------ INFORMATION GIVEN
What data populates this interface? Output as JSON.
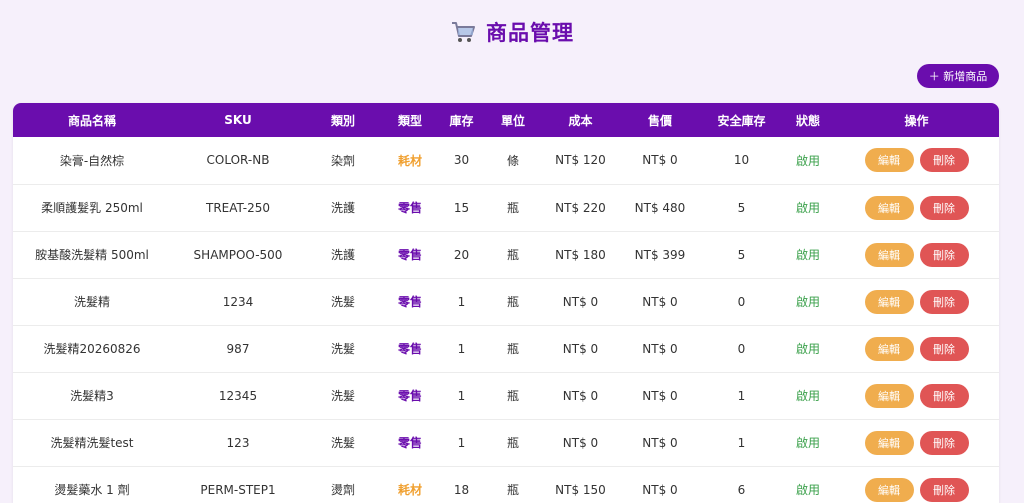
{
  "header": {
    "title": "商品管理",
    "icon": "shopping-cart-icon"
  },
  "toolbar": {
    "add_label": "＋ 新增商品"
  },
  "table": {
    "columns": [
      "商品名稱",
      "SKU",
      "類別",
      "類型",
      "庫存",
      "單位",
      "成本",
      "售價",
      "安全庫存",
      "狀態",
      "操作"
    ],
    "edit_label": "編輯",
    "delete_label": "刪除",
    "rows": [
      {
        "name": "染膏-自然棕",
        "sku": "COLOR-NB",
        "category": "染劑",
        "type": "耗材",
        "type_kind": "consumable",
        "stock": "30",
        "unit": "條",
        "cost": "NT$ 120",
        "price": "NT$ 0",
        "safety": "10",
        "status": "啟用"
      },
      {
        "name": "柔順護髮乳 250ml",
        "sku": "TREAT-250",
        "category": "洗護",
        "type": "零售",
        "type_kind": "retail",
        "stock": "15",
        "unit": "瓶",
        "cost": "NT$ 220",
        "price": "NT$ 480",
        "safety": "5",
        "status": "啟用"
      },
      {
        "name": "胺基酸洗髮精 500ml",
        "sku": "SHAMPOO-500",
        "category": "洗護",
        "type": "零售",
        "type_kind": "retail",
        "stock": "20",
        "unit": "瓶",
        "cost": "NT$ 180",
        "price": "NT$ 399",
        "safety": "5",
        "status": "啟用"
      },
      {
        "name": "洗髮精",
        "sku": "1234",
        "category": "洗髮",
        "type": "零售",
        "type_kind": "retail",
        "stock": "1",
        "unit": "瓶",
        "cost": "NT$ 0",
        "price": "NT$ 0",
        "safety": "0",
        "status": "啟用"
      },
      {
        "name": "洗髮精20260826",
        "sku": "987",
        "category": "洗髮",
        "type": "零售",
        "type_kind": "retail",
        "stock": "1",
        "unit": "瓶",
        "cost": "NT$ 0",
        "price": "NT$ 0",
        "safety": "0",
        "status": "啟用"
      },
      {
        "name": "洗髮精3",
        "sku": "12345",
        "category": "洗髮",
        "type": "零售",
        "type_kind": "retail",
        "stock": "1",
        "unit": "瓶",
        "cost": "NT$ 0",
        "price": "NT$ 0",
        "safety": "1",
        "status": "啟用"
      },
      {
        "name": "洗髮精洗髮test",
        "sku": "123",
        "category": "洗髮",
        "type": "零售",
        "type_kind": "retail",
        "stock": "1",
        "unit": "瓶",
        "cost": "NT$ 0",
        "price": "NT$ 0",
        "safety": "1",
        "status": "啟用"
      },
      {
        "name": "燙髮藥水 1 劑",
        "sku": "PERM-STEP1",
        "category": "燙劑",
        "type": "耗材",
        "type_kind": "consumable",
        "stock": "18",
        "unit": "瓶",
        "cost": "NT$ 150",
        "price": "NT$ 0",
        "safety": "6",
        "status": "啟用"
      }
    ]
  },
  "colors": {
    "accent": "#6a0dad",
    "edit": "#f0ad4e",
    "delete": "#e05555",
    "active": "#3aa04a",
    "consumable": "#f0a030",
    "background": "#f6f0fb"
  }
}
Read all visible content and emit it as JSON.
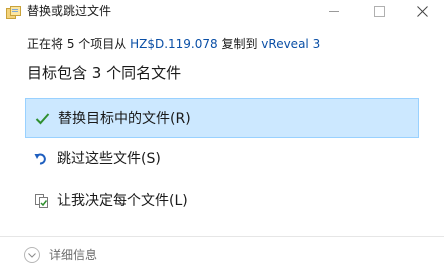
{
  "window": {
    "title": "替换或跳过文件",
    "app_icon": "copy-files-icon",
    "controls": [
      "minimize-icon",
      "maximize-icon",
      "close-icon"
    ]
  },
  "copy_status": {
    "prefix": "正在将 5 个项目从 ",
    "source": "HZ$D.119.078",
    "middle": " 复制到 ",
    "destination": "vReveal 3"
  },
  "heading": "目标包含 3 个同名文件",
  "options": [
    {
      "label": "替换目标中的文件(R)",
      "icon": "checkmark-icon",
      "selected": true
    },
    {
      "label": "跳过这些文件(S)",
      "icon": "skip-arrow-icon",
      "selected": false
    },
    {
      "label": "让我决定每个文件(L)",
      "icon": "decide-files-icon",
      "selected": false
    }
  ],
  "footer": {
    "details_label": "详细信息",
    "details_icon": "chevron-down-icon"
  },
  "colors": {
    "selected_bg": "#cce8ff",
    "selected_border": "#99d1ff",
    "link": "#0a4fa6",
    "check": "#2f8f2f",
    "skip_icon": "#1f5fbf"
  }
}
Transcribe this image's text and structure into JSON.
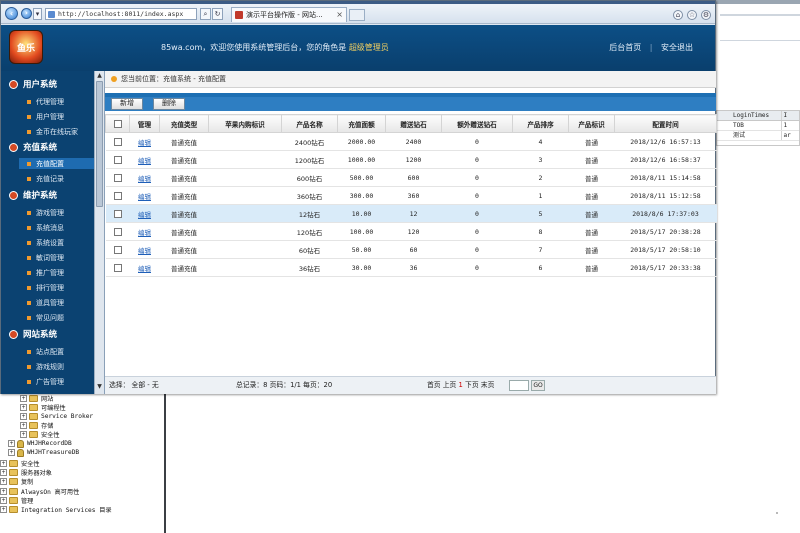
{
  "browser": {
    "url": "http://localhost:8011/index.aspx",
    "tab_title": "演示平台操作版 - 网站...",
    "tab_close": "×"
  },
  "header": {
    "logo_text": "鱼乐",
    "site": "85wa.com",
    "welcome_text": "，欢迎您使用系统管理后台，您的角色是",
    "role": "超级管理员",
    "home_link": "后台首页",
    "separator": "|",
    "logout_link": "安全退出"
  },
  "sidebar": {
    "groups": [
      {
        "label": "用户系统",
        "items": [
          "代理管理",
          "用户管理",
          "金币在线玩家"
        ]
      },
      {
        "label": "充值系统",
        "items": [
          "充值配置",
          "充值记录"
        ]
      },
      {
        "label": "维护系统",
        "items": [
          "游戏管理",
          "系统消息",
          "系统设置",
          "敏词管理",
          "推广管理",
          "排行管理",
          "道具管理",
          "常见问题"
        ]
      },
      {
        "label": "网站系统",
        "items": [
          "站点配置",
          "游戏规则",
          "广告管理"
        ]
      }
    ],
    "active_item": "充值配置"
  },
  "breadcrumb": "您当前位置：充值系统 - 充值配置",
  "toolbar": {
    "add_label": "新增",
    "delete_label": "删除"
  },
  "table": {
    "headers": [
      "管理",
      "充值类型",
      "苹果内购标识",
      "产品名称",
      "充值面额",
      "赠送钻石",
      "额外赠送钻石",
      "产品排序",
      "产品标识",
      "配置时间"
    ],
    "edit_label": "编辑",
    "rows": [
      {
        "type": "普通充值",
        "apple_id": "",
        "name": "2400钻石",
        "amount": "2000.00",
        "gift": "2400",
        "extra": "0",
        "order": "4",
        "tag": "普通",
        "time": "2018/12/6 16:57:13"
      },
      {
        "type": "普通充值",
        "apple_id": "",
        "name": "1200钻石",
        "amount": "1000.00",
        "gift": "1200",
        "extra": "0",
        "order": "3",
        "tag": "普通",
        "time": "2018/12/6 16:58:37"
      },
      {
        "type": "普通充值",
        "apple_id": "",
        "name": "600钻石",
        "amount": "500.00",
        "gift": "600",
        "extra": "0",
        "order": "2",
        "tag": "普通",
        "time": "2018/8/11 15:14:58"
      },
      {
        "type": "普通充值",
        "apple_id": "",
        "name": "360钻石",
        "amount": "300.00",
        "gift": "360",
        "extra": "0",
        "order": "1",
        "tag": "普通",
        "time": "2018/8/11 15:12:58"
      },
      {
        "type": "普通充值",
        "apple_id": "",
        "name": "12钻石",
        "amount": "10.00",
        "gift": "12",
        "extra": "0",
        "order": "5",
        "tag": "普通",
        "time": "2018/8/6 17:37:03"
      },
      {
        "type": "普通充值",
        "apple_id": "",
        "name": "120钻石",
        "amount": "100.00",
        "gift": "120",
        "extra": "0",
        "order": "8",
        "tag": "普通",
        "time": "2018/5/17 20:38:28"
      },
      {
        "type": "普通充值",
        "apple_id": "",
        "name": "60钻石",
        "amount": "50.00",
        "gift": "60",
        "extra": "0",
        "order": "7",
        "tag": "普通",
        "time": "2018/5/17 20:58:10"
      },
      {
        "type": "普通充值",
        "apple_id": "",
        "name": "36钻石",
        "amount": "30.00",
        "gift": "36",
        "extra": "0",
        "order": "6",
        "tag": "普通",
        "time": "2018/5/17 20:33:38"
      }
    ],
    "selected_row": 4
  },
  "footer": {
    "select_text": "选择：  全部 - 无",
    "stats_text": "总记录：8    页码：1/1    每页：20",
    "pager_first": "首页",
    "pager_prev": "上页",
    "pager_current": "1",
    "pager_next": "下页",
    "pager_last": "末页",
    "go_label": "GO"
  },
  "background": {
    "grid_header": [
      "LoginTimes",
      "I"
    ],
    "grid_rows": [
      [
        "TOB",
        "1"
      ],
      [
        "测试",
        "ar"
      ]
    ],
    "tree": [
      "网站",
      "可编程性",
      "Service Broker",
      "存储",
      "安全性",
      "WHJHRecordDB",
      "WHJHTreasureDB",
      "安全性",
      "服务器对象",
      "复制",
      "AlwaysOn 高可用性",
      "管理",
      "Integration Services 目录"
    ]
  },
  "colors": {
    "header_blue": "#0c4f86",
    "sidebar_blue": "#0b4271",
    "accent_orange": "#f09a2e",
    "link_blue": "#1f5fb8",
    "selected_row": "#d9ebf9"
  }
}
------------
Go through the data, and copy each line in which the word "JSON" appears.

What data populates this interface? Output as JSON.
Read all visible content and emit it as JSON.
Transcribe this image's text and structure into JSON.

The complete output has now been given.